## Required action
Could you please retype the records exactly, minus their pictures?

══ Supplied data

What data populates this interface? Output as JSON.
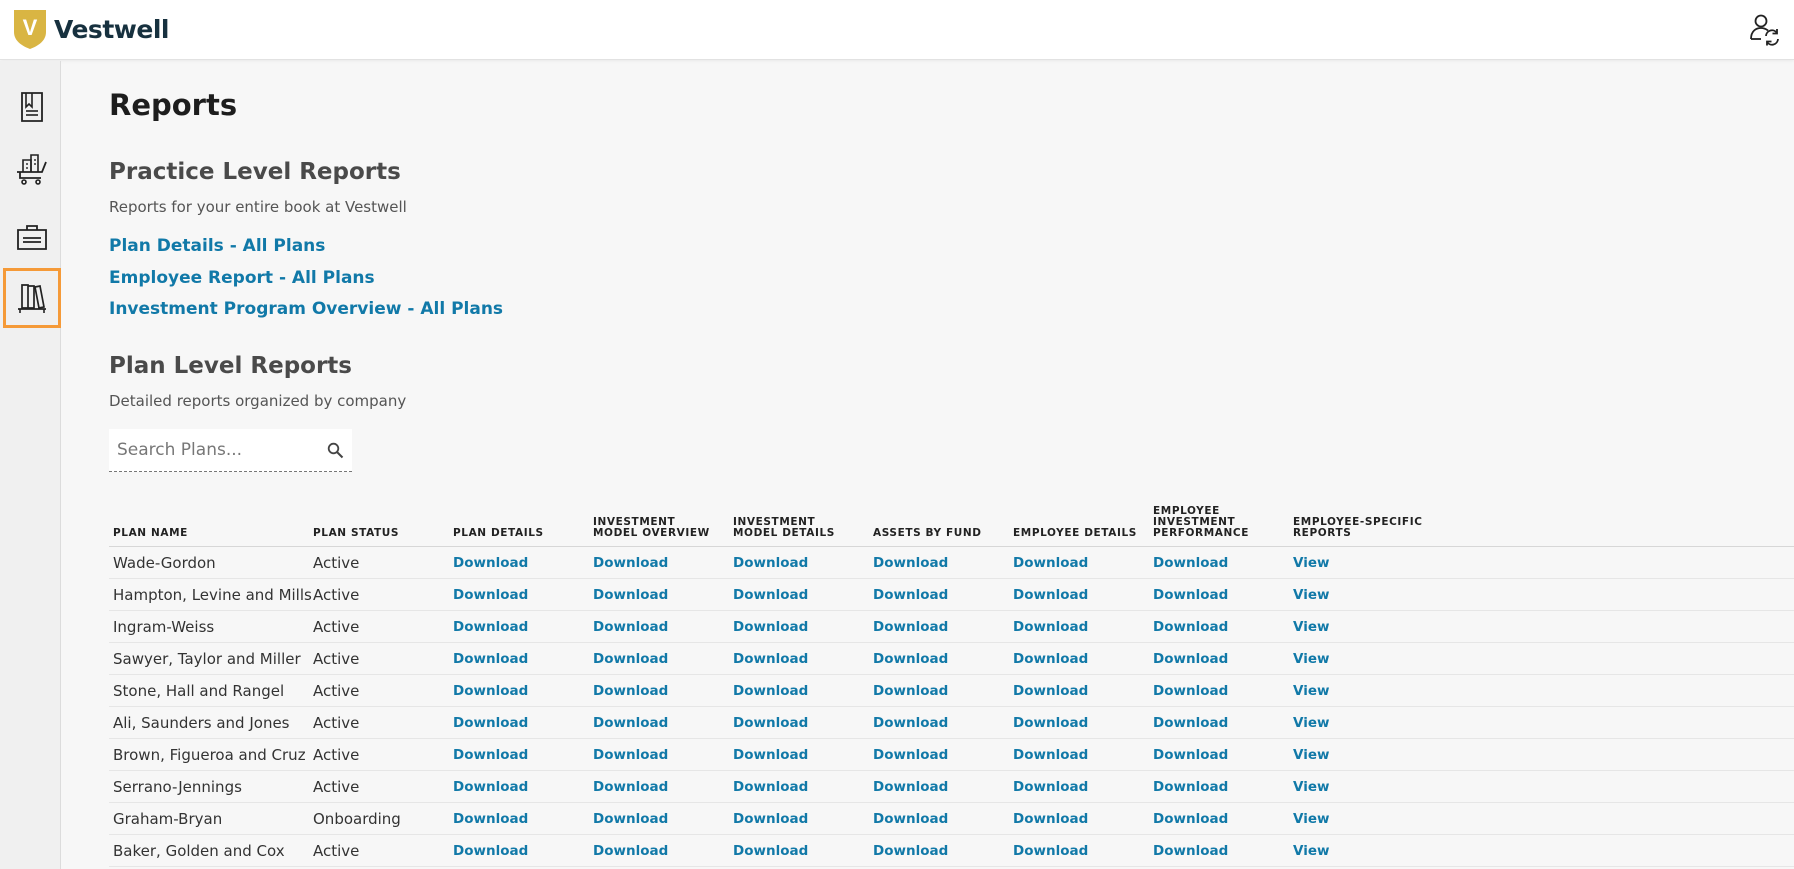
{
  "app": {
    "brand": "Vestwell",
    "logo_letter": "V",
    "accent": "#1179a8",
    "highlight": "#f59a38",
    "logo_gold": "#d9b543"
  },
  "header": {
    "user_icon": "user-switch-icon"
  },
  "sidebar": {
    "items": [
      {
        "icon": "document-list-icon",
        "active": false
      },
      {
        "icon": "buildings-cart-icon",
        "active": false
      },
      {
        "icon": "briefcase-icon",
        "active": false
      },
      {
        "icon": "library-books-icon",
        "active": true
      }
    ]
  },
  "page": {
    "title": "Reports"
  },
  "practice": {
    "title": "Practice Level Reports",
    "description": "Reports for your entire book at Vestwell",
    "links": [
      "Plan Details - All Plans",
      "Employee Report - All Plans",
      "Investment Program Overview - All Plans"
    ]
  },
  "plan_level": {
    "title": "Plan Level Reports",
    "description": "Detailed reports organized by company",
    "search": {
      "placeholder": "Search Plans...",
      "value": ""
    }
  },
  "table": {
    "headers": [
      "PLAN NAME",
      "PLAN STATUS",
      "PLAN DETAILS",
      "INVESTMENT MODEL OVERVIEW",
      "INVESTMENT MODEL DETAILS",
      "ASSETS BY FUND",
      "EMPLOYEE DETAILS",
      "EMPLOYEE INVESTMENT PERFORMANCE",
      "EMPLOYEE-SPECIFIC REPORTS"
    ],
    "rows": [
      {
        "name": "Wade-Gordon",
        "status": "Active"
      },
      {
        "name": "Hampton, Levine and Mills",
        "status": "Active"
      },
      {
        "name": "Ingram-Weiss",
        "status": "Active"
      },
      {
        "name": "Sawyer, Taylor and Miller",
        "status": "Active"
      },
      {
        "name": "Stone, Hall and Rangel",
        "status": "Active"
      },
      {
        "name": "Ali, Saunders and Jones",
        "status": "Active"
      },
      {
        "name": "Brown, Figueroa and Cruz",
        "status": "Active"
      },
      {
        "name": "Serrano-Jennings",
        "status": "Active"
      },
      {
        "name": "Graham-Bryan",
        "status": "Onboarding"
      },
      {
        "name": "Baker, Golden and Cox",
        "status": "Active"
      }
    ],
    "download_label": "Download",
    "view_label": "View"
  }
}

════

## Worked solution
What data populates this interface? Output as JSON.
{
  "app": {
    "brand": "Vestwell",
    "logo_letter": "V",
    "accent": "#1179a8",
    "highlight": "#f59a38",
    "logo_gold": "#d9b543"
  },
  "header": {
    "user_icon": "user-switch-icon"
  },
  "sidebar": {
    "items": [
      {
        "icon": "document-list-icon",
        "active": false
      },
      {
        "icon": "buildings-cart-icon",
        "active": false
      },
      {
        "icon": "briefcase-icon",
        "active": false
      },
      {
        "icon": "library-books-icon",
        "active": true
      }
    ]
  },
  "page": {
    "title": "Reports"
  },
  "practice": {
    "title": "Practice Level Reports",
    "description": "Reports for your entire book at Vestwell",
    "links": [
      "Plan Details - All Plans",
      "Employee Report - All Plans",
      "Investment Program Overview - All Plans"
    ]
  },
  "plan_level": {
    "title": "Plan Level Reports",
    "description": "Detailed reports organized by company",
    "search": {
      "placeholder": "Search Plans...",
      "value": ""
    }
  },
  "table": {
    "headers": [
      "PLAN NAME",
      "PLAN STATUS",
      "PLAN DETAILS",
      "INVESTMENT MODEL OVERVIEW",
      "INVESTMENT MODEL DETAILS",
      "ASSETS BY FUND",
      "EMPLOYEE DETAILS",
      "EMPLOYEE INVESTMENT PERFORMANCE",
      "EMPLOYEE-SPECIFIC REPORTS"
    ],
    "rows": [
      {
        "name": "Wade-Gordon",
        "status": "Active"
      },
      {
        "name": "Hampton, Levine and Mills",
        "status": "Active"
      },
      {
        "name": "Ingram-Weiss",
        "status": "Active"
      },
      {
        "name": "Sawyer, Taylor and Miller",
        "status": "Active"
      },
      {
        "name": "Stone, Hall and Rangel",
        "status": "Active"
      },
      {
        "name": "Ali, Saunders and Jones",
        "status": "Active"
      },
      {
        "name": "Brown, Figueroa and Cruz",
        "status": "Active"
      },
      {
        "name": "Serrano-Jennings",
        "status": "Active"
      },
      {
        "name": "Graham-Bryan",
        "status": "Onboarding"
      },
      {
        "name": "Baker, Golden and Cox",
        "status": "Active"
      }
    ],
    "download_label": "Download",
    "view_label": "View"
  }
}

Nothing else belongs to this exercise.